International Journal of
Science and Technology Education Research

  • Abbreviation: Int. J. Sci. Technol. Educ. Res.
  • Language: English
  • ISSN: 2141-6559
  • DOI: 10.5897/IJSTER
  • Start Year: 2010
  • Published Articles: 67

Full Length Research Paper

Instructional misconceptions of prospective chemistry teachers in chemical bonding

Fatokun K.V.F.
  • Fatokun K.V.F.
  • Department Science, Technology and Mathematics Education, Faculty of Education, Nasarawa State University, Keffi, Nigeria.
  • Google Scholar


  •  Received: 16 December 2015
  •  Accepted: 23 June 2016
  •  Published: 31 July 2016

Abstract

This paper is a report of an action research which attempts to detect and correct various misconceptions in chemical bonding retained by some pre-service chemistry teachers who were in their third and fourth year in the university. At systematic and elaborate instructional sessions, questioning approach, micro teaching, and structured essay test were employed to detect misconceptions while concept mapping blended with cooperative learning was used to correct the identified misconceptions. 64 pre-service chemistry teachers (which have gone on teaching practice in some Nigerian secondary schools) from a state university participated in the study. Similar chemical concepts were identified by over 90% of the pre-service teachers as topics often being regarded as both difficult to understand by learners and teach by graduate teachers but sources of misconceptions were highlighted in only one major concept among those listed, namely; chemical bonding. The study revealed a high level of varied chemical misconceptions among the pre-service teachers which did not alter significantly through their four years of training.  However, during groups’ interaction and with the aid of concept maps, some of the misconceptions were removed as they were enabled to apply their knowledge of concepts and their interrelations, as well as formulate appropriate theoretical explanations for the observed changes they viewed. 

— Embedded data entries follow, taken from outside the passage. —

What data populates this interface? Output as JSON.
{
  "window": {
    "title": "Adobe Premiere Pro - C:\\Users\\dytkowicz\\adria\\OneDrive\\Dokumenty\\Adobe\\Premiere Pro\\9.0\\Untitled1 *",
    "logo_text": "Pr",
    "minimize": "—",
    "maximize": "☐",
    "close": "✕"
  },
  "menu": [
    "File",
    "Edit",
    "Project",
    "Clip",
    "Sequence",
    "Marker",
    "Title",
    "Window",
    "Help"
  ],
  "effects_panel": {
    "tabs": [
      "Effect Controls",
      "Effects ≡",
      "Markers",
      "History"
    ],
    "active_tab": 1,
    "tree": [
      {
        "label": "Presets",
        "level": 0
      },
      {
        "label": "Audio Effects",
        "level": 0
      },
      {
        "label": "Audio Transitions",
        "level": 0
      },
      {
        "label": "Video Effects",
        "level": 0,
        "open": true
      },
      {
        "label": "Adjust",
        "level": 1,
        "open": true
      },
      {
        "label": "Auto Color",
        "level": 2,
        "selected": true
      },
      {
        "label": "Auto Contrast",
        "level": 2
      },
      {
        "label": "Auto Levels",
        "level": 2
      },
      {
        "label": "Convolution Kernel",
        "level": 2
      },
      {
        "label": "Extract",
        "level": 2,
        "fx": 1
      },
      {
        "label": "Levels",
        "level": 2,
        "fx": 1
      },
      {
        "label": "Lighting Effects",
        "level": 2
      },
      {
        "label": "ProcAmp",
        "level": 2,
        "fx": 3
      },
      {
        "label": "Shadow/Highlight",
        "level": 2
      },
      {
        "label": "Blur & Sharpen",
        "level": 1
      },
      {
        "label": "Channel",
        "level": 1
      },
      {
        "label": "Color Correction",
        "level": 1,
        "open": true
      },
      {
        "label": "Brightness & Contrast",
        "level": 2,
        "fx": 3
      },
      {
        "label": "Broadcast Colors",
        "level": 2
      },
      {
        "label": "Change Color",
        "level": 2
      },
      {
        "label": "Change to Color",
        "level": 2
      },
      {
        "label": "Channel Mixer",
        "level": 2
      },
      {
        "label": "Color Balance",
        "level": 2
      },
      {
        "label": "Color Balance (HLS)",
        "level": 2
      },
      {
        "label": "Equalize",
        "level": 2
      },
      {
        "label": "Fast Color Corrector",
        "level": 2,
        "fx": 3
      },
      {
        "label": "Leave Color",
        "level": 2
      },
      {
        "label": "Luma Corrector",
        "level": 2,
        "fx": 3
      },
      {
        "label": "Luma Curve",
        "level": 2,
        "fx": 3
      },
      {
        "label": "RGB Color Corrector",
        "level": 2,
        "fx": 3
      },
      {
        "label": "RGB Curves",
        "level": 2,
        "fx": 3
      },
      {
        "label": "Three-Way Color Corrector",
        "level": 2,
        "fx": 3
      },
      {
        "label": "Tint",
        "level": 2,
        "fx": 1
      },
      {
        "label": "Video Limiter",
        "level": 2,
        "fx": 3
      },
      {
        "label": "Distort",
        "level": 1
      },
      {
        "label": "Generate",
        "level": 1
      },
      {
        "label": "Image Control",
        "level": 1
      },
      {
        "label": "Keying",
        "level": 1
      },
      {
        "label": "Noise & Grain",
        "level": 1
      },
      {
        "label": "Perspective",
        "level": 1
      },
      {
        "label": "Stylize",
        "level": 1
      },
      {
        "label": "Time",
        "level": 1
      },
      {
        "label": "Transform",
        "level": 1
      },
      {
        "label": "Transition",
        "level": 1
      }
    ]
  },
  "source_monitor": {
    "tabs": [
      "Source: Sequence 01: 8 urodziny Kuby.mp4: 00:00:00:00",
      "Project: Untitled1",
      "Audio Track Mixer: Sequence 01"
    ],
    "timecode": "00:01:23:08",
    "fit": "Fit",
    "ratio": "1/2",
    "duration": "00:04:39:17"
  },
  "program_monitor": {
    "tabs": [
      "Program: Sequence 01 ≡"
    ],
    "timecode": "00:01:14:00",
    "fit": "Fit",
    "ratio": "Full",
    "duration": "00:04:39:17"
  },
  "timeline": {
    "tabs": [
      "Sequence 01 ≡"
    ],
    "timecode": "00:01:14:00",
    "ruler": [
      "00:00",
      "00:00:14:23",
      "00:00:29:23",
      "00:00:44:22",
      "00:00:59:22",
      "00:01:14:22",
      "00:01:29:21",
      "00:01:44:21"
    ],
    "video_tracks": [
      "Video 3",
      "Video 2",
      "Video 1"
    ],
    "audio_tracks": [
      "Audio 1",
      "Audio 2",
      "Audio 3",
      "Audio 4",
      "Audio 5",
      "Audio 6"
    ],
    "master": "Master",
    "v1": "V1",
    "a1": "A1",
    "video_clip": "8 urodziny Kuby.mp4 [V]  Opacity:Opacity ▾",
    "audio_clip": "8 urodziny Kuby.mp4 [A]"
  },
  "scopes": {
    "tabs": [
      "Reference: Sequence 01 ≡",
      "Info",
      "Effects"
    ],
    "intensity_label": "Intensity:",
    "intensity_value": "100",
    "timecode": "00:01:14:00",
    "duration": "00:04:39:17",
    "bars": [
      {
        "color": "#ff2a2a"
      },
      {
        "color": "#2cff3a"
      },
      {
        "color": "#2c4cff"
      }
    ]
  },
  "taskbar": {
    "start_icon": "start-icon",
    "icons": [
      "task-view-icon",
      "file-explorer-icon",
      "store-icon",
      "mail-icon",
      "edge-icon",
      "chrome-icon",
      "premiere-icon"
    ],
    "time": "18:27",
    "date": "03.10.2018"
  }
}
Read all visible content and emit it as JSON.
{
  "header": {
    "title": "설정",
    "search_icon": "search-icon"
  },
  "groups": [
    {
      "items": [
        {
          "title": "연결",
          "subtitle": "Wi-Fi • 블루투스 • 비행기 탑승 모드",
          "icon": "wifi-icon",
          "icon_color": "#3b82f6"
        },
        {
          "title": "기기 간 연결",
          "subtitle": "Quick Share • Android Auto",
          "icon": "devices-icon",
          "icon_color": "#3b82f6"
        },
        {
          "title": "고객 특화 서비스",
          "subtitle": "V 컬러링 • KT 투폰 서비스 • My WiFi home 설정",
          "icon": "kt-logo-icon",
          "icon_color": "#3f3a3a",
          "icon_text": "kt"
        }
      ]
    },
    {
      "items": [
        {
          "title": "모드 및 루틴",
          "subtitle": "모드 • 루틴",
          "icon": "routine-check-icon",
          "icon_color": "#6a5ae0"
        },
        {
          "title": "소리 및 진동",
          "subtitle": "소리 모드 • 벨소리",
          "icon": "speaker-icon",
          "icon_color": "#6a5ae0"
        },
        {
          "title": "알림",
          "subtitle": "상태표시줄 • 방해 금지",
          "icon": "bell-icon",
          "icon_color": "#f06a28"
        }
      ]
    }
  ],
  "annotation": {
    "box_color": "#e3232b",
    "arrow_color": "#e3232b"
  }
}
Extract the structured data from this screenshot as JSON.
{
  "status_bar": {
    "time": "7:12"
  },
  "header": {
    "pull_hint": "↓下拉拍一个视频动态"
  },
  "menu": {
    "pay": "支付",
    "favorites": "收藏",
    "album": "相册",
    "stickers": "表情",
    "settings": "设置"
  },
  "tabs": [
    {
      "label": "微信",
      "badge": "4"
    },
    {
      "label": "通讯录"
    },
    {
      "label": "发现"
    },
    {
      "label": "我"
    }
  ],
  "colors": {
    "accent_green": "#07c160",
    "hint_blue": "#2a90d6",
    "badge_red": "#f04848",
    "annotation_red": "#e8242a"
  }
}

Key words: Misconceptions, prospective teachers, concept maps, difficult chemical concepts.